### [SOURCE DATA]
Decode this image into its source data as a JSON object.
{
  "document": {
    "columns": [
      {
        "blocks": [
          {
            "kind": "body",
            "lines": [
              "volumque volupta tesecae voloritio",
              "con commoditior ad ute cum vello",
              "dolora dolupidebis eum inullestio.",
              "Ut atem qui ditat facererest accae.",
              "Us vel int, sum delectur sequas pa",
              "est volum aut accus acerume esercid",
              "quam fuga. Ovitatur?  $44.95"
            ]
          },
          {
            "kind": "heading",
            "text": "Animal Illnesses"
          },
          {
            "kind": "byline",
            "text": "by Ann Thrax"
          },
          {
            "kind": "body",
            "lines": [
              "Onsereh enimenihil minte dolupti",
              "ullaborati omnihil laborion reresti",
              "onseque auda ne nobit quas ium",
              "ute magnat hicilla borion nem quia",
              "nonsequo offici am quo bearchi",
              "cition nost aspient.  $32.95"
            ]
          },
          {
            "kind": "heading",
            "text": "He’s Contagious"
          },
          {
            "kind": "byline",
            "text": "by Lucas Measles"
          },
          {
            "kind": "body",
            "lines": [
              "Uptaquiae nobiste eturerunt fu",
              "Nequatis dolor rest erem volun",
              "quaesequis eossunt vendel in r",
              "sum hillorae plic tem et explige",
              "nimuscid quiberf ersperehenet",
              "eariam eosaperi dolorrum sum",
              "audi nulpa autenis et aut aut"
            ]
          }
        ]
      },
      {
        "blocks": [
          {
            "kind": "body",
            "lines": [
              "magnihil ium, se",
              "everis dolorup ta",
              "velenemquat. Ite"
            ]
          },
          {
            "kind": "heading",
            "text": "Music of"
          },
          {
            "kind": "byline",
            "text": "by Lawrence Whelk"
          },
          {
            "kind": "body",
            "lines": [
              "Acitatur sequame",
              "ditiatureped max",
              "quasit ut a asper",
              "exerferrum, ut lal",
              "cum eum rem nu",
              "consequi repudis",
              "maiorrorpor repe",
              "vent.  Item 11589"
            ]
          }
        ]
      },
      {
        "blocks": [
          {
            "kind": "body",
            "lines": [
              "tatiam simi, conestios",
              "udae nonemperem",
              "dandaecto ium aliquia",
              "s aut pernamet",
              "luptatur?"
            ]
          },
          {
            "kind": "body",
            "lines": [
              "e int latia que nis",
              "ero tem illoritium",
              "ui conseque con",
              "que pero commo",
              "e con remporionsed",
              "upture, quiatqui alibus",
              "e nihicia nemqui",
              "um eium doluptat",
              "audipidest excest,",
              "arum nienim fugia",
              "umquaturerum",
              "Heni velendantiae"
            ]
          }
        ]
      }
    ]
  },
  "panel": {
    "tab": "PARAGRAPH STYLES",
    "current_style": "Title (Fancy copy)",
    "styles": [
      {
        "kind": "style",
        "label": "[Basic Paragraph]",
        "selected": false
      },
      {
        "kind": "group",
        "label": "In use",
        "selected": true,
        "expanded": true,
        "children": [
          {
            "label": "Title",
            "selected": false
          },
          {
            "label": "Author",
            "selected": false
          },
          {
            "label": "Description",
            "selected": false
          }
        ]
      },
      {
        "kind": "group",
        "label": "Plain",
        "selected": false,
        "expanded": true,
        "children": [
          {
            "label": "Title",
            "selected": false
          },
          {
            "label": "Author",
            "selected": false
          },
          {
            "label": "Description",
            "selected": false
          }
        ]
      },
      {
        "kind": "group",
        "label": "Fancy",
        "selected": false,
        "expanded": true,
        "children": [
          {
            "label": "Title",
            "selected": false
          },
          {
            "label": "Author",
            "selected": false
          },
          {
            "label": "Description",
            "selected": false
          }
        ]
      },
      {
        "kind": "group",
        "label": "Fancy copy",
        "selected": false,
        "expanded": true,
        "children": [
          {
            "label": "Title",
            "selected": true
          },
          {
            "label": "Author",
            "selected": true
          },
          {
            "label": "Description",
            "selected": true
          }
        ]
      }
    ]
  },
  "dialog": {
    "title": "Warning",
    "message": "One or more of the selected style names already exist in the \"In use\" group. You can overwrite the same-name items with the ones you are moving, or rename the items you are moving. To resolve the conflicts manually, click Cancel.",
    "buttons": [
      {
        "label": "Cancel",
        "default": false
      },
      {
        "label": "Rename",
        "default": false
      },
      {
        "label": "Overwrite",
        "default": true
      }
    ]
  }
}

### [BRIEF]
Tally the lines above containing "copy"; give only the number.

### [EXERCISE ANSWER]
2